#### To do
Copy each line below in which the word "title" occurs.

[Website and app data records]
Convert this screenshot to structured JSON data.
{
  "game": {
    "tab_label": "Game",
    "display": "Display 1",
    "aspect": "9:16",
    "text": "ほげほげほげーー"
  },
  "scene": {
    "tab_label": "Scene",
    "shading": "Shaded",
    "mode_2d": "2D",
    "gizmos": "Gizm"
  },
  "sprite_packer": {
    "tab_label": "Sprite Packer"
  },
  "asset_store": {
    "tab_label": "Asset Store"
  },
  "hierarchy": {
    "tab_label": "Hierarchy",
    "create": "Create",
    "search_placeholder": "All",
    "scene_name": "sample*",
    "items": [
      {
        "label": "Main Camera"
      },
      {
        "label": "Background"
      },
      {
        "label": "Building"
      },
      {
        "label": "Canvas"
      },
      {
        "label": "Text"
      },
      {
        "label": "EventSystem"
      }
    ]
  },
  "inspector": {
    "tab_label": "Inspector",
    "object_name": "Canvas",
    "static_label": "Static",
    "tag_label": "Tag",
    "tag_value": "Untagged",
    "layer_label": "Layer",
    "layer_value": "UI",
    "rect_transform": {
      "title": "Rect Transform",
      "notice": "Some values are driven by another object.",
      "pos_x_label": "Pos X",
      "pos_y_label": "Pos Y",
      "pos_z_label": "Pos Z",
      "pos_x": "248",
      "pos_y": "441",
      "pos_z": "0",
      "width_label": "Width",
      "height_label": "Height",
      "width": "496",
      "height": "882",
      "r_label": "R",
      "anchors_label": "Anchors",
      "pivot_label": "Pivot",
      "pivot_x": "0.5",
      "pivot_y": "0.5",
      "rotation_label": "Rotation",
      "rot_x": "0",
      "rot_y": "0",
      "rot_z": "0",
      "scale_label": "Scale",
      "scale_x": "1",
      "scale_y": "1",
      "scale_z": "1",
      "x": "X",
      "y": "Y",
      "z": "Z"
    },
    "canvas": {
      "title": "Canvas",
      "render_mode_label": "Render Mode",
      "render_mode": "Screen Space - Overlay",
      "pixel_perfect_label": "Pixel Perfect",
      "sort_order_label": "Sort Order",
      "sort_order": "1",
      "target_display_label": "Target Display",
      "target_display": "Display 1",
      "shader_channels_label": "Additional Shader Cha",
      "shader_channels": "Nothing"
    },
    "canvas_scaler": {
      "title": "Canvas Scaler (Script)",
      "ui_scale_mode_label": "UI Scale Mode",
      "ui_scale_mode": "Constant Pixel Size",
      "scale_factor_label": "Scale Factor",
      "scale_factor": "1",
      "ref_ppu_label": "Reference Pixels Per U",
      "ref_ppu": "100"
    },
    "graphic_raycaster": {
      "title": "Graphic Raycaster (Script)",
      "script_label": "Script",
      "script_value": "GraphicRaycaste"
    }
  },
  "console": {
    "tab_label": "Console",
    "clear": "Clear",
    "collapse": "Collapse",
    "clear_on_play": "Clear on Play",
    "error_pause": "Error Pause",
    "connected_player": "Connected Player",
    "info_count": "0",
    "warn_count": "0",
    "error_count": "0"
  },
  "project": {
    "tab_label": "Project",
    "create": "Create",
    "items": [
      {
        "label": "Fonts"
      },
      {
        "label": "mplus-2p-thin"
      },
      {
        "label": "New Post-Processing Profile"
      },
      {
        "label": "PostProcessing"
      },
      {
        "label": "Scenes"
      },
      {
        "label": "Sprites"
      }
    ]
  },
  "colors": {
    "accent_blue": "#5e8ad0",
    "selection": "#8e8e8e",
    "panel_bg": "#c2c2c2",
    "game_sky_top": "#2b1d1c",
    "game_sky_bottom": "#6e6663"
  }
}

#### Response to this exercise
      "title": "Rect Transform",
      "title": "Canvas",
      "title": "Canvas Scaler (Script)",
      "title": "Graphic Raycaster (Script)",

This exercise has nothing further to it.